**DESCRIPTION OF THE TASK:**
Some lines of these records may hold the word "JSON"; state how many, using only the number.

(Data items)
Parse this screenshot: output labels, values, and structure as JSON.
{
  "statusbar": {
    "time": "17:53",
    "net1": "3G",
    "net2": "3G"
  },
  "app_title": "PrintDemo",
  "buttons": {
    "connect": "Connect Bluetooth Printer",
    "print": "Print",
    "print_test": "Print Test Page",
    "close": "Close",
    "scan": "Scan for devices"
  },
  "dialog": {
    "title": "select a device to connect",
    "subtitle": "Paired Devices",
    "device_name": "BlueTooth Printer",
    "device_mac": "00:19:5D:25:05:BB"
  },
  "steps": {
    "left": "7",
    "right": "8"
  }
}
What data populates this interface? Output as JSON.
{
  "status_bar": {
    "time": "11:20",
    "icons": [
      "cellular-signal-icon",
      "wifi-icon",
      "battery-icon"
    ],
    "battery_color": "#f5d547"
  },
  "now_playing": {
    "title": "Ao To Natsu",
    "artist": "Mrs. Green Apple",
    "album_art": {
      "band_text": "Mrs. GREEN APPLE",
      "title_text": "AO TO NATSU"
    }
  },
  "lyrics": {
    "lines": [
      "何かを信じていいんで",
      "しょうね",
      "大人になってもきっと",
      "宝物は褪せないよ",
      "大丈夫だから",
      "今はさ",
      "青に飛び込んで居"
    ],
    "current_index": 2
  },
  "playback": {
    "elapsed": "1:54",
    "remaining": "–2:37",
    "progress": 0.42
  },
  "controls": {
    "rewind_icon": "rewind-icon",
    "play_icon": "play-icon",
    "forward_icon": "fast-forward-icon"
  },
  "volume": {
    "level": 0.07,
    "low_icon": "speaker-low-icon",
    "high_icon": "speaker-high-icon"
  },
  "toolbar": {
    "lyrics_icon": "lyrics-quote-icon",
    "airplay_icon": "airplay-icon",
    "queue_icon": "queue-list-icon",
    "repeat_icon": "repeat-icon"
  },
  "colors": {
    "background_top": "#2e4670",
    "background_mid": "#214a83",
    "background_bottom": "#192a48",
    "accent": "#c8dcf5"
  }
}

**ANSWER TO THE PROBLEM:**
2